--- Exercise brief ---
Every line of the entries with the word "title" in it should be shown.

--- Exercise input ---
====

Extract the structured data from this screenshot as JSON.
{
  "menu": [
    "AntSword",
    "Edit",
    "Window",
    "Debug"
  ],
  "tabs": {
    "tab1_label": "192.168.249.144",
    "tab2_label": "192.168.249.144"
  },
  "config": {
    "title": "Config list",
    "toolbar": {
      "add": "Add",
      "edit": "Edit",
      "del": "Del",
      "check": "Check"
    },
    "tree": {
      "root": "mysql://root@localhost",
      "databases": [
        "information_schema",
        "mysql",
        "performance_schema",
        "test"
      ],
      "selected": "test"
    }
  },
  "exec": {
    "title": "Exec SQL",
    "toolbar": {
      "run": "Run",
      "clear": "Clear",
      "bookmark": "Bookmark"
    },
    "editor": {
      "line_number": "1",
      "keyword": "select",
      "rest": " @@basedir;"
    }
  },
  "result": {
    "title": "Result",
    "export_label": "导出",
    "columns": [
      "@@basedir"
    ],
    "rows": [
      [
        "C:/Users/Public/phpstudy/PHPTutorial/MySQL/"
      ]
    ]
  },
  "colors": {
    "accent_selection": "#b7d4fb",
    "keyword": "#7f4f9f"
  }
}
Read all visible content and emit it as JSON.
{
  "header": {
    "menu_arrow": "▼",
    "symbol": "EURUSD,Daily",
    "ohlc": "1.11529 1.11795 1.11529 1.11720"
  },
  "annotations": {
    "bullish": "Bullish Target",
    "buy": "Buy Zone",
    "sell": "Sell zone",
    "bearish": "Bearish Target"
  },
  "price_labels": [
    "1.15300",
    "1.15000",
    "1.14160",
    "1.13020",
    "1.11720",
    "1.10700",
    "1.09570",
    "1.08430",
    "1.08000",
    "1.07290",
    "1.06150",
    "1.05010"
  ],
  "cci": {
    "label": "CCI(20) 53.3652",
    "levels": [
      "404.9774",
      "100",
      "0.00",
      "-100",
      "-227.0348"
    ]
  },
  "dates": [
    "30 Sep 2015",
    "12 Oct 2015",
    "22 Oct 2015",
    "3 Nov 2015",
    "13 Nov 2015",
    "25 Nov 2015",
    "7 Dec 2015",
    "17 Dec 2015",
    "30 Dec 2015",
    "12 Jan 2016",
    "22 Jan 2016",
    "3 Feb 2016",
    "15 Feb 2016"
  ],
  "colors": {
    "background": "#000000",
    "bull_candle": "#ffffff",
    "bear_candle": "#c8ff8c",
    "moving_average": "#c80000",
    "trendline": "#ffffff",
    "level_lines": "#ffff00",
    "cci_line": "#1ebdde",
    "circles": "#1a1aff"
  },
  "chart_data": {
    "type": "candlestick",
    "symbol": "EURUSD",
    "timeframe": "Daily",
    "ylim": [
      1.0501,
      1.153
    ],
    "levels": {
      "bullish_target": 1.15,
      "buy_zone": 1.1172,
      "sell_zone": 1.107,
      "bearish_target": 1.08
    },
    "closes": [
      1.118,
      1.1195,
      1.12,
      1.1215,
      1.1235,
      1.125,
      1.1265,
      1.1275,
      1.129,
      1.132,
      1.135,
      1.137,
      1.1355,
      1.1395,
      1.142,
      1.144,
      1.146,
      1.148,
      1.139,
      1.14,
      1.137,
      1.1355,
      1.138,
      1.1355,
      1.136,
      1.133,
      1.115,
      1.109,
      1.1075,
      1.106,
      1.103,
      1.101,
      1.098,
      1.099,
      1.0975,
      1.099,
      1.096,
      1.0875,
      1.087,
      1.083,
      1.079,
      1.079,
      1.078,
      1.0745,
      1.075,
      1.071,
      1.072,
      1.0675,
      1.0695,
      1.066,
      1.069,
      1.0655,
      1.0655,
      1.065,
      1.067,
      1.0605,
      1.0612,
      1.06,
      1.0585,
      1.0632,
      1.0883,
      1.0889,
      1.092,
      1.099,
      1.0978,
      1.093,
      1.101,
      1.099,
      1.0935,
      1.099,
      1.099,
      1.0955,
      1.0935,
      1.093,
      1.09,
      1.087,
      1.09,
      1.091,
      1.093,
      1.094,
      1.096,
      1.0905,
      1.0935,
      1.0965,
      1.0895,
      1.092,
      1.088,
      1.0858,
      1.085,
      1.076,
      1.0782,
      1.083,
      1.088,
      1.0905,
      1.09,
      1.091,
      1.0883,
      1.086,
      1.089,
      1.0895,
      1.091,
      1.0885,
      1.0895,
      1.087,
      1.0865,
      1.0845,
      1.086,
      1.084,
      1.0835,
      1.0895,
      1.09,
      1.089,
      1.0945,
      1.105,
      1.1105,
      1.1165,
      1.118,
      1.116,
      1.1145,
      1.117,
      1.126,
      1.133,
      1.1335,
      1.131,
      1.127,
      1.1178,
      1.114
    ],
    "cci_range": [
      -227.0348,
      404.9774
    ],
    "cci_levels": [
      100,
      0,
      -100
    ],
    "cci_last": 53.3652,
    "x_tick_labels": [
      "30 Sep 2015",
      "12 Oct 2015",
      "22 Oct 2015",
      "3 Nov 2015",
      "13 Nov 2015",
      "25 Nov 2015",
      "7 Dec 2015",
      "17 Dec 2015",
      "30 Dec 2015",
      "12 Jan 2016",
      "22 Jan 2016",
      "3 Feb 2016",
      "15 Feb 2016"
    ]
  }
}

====

--- Response ---
    "title": "Config list",
    "title": "Exec SQL",
    "title": "Result",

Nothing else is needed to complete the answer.